Material provided
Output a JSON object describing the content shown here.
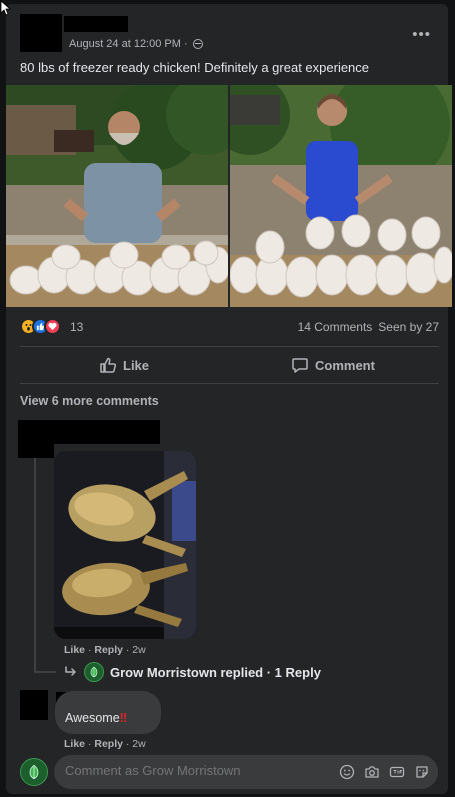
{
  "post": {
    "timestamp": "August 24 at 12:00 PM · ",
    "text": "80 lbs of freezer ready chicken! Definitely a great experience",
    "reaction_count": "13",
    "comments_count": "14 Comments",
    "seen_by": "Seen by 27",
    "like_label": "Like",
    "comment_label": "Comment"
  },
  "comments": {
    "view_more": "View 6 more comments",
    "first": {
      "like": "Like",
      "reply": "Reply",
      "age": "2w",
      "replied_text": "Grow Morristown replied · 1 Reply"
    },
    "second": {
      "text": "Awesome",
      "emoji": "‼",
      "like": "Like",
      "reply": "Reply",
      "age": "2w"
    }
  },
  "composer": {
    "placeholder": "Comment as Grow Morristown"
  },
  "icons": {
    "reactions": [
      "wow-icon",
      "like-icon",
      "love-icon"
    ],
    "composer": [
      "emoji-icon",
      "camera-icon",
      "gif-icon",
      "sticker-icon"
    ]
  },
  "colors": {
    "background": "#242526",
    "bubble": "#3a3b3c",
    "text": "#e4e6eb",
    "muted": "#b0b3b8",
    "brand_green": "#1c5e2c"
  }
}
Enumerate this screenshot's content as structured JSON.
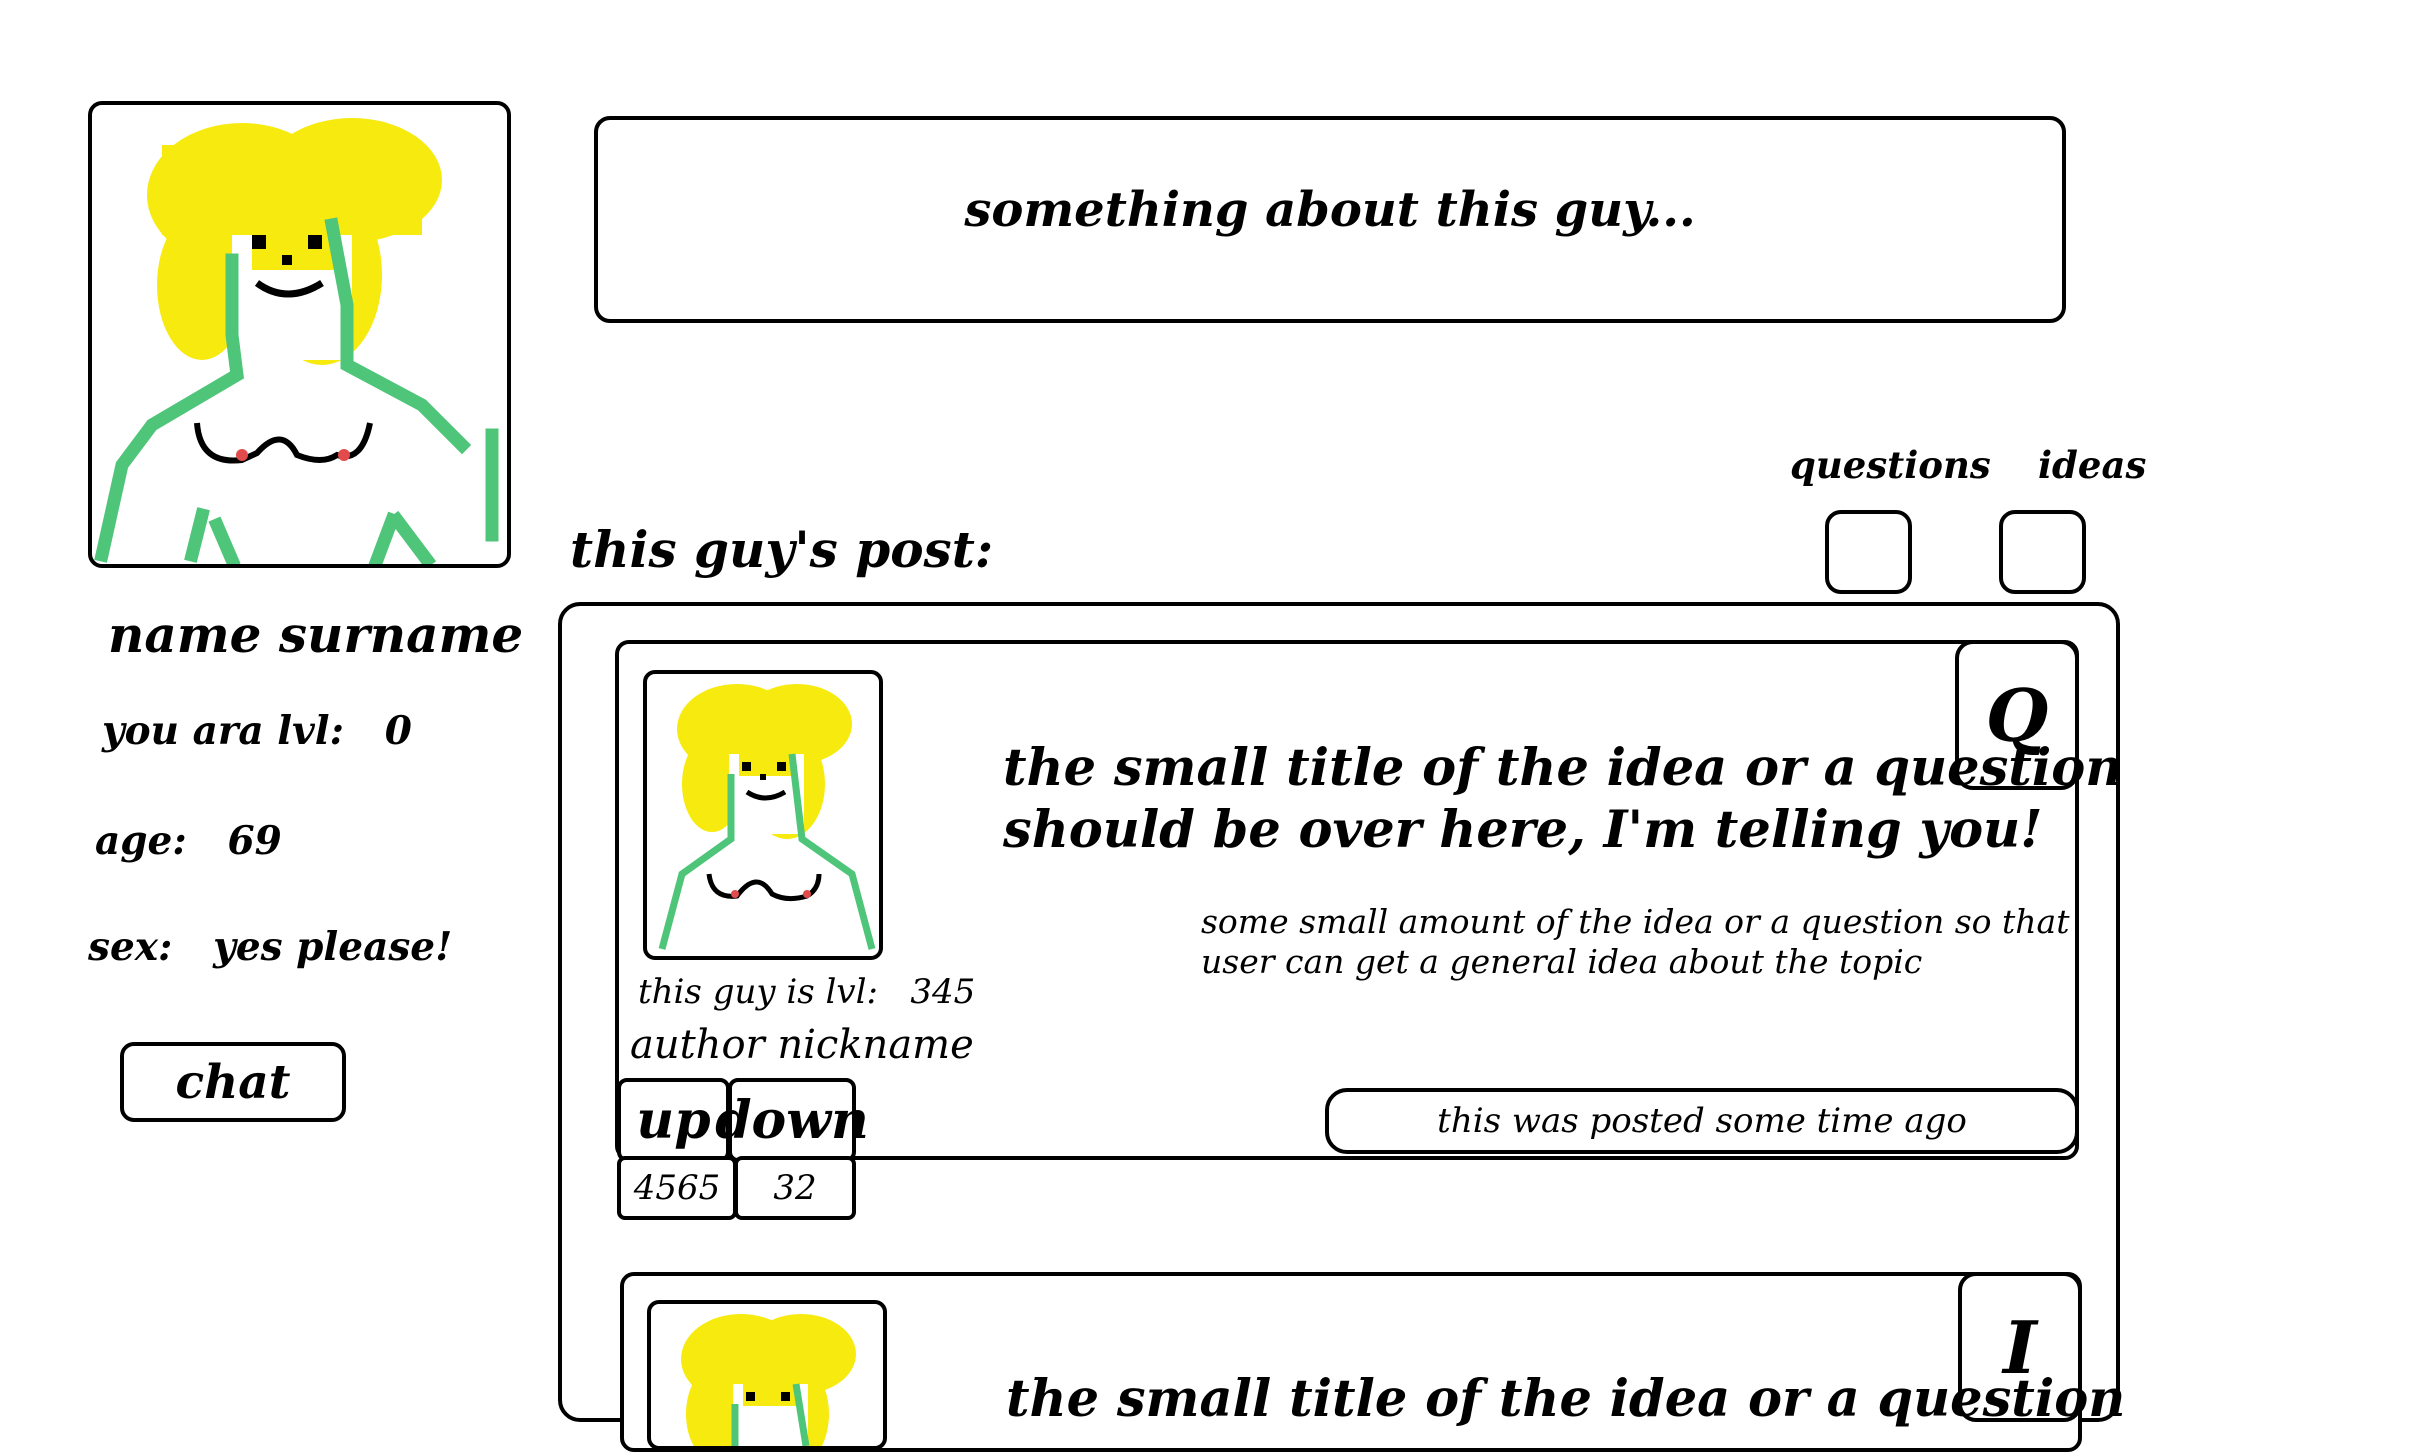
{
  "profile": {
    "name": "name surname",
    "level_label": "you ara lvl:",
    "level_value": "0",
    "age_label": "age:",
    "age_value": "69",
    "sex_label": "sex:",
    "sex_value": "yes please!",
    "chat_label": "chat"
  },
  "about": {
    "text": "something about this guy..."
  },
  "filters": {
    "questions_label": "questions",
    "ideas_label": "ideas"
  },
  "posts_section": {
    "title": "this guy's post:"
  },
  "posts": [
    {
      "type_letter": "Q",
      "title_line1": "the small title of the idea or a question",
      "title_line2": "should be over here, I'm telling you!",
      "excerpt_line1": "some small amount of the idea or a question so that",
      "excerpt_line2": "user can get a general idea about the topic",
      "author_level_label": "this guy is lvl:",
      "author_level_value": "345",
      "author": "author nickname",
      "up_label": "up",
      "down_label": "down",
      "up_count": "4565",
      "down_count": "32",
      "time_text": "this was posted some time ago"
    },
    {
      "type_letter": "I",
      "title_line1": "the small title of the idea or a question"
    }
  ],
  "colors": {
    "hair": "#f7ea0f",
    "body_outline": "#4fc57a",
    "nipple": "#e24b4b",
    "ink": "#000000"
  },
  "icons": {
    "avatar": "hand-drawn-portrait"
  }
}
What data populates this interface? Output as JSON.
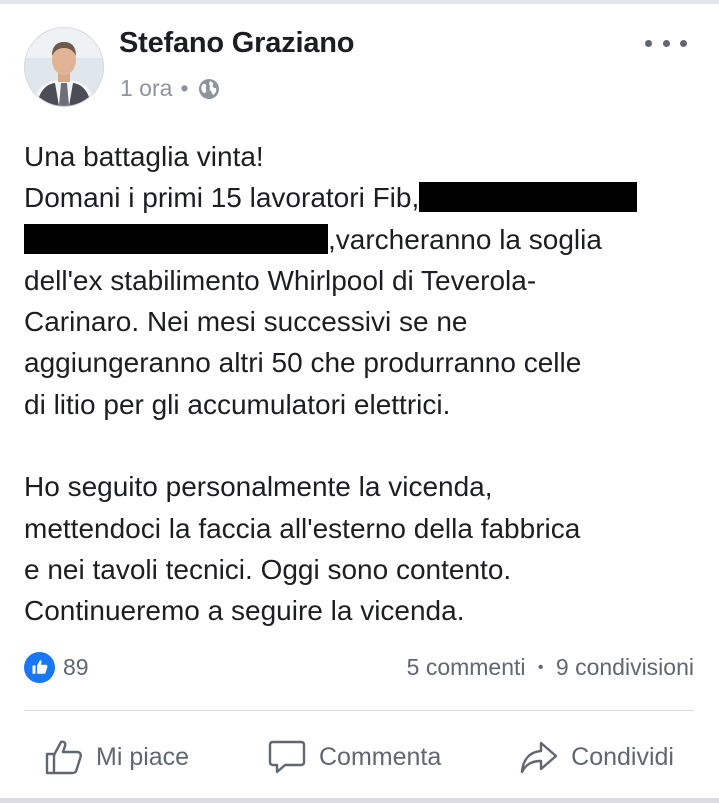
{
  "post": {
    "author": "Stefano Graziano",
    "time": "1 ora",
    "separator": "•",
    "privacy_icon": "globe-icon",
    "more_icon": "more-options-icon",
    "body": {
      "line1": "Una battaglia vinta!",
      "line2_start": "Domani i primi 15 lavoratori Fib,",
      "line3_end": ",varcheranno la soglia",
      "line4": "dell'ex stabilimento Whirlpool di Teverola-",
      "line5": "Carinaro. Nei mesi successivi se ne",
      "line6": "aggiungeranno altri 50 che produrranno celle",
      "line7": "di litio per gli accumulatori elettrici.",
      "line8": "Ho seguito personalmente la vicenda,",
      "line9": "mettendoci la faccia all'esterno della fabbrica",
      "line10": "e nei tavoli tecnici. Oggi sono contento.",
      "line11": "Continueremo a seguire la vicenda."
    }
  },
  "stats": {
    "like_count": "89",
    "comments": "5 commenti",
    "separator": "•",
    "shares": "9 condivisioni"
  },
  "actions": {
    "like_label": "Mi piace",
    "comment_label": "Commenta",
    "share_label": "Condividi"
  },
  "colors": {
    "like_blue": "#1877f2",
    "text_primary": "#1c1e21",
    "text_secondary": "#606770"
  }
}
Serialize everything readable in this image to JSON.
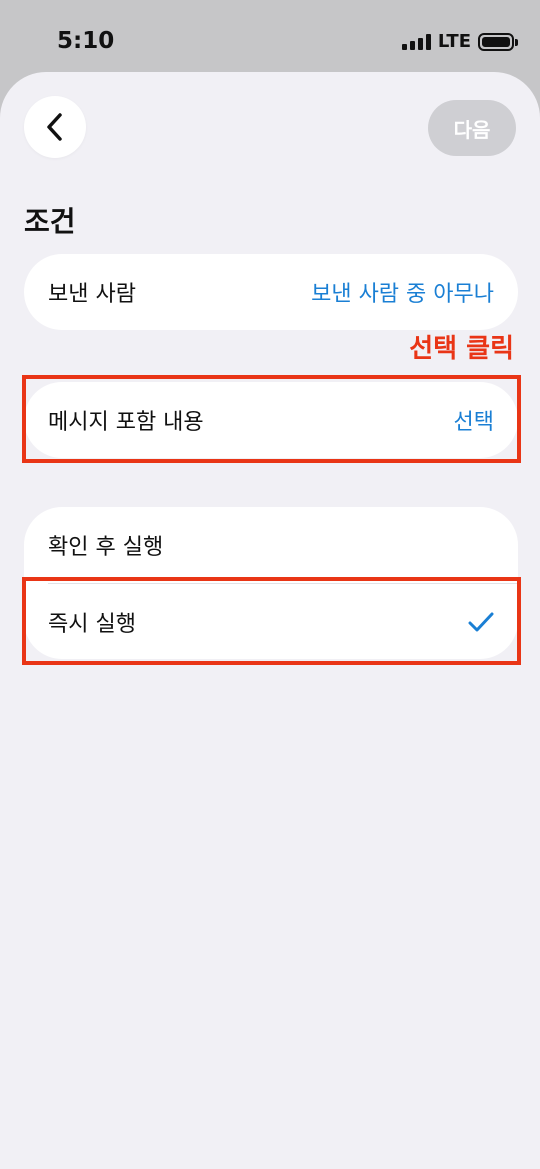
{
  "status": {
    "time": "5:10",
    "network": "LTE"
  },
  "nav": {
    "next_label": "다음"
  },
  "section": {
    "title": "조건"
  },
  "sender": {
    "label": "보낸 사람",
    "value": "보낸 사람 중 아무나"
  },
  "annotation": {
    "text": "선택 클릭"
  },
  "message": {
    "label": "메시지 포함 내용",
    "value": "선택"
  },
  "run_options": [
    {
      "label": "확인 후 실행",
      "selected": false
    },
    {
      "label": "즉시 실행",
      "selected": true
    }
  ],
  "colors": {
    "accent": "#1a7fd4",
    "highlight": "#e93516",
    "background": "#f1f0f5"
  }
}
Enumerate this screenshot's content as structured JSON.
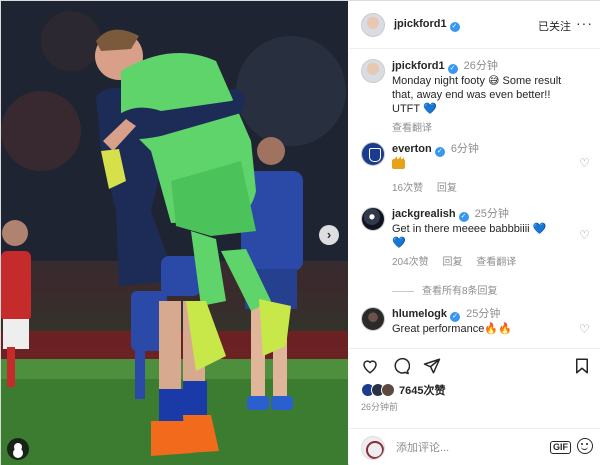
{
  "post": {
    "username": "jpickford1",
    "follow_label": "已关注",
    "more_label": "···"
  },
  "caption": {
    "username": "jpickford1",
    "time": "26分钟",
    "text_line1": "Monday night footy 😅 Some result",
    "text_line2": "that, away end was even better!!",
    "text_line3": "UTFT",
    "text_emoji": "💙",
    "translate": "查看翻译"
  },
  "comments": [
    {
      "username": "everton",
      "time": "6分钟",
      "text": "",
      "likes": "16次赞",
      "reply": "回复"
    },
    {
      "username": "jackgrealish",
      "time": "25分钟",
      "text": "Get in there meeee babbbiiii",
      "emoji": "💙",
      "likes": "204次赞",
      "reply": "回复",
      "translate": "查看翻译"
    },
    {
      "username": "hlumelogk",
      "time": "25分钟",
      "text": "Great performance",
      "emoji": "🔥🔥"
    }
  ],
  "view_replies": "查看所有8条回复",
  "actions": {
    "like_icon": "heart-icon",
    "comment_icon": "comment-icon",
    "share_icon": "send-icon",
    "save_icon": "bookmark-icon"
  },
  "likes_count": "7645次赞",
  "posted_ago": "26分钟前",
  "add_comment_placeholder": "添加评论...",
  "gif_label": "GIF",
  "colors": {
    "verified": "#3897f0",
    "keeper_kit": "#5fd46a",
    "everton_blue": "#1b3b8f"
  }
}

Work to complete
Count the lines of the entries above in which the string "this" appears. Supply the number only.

Output below
8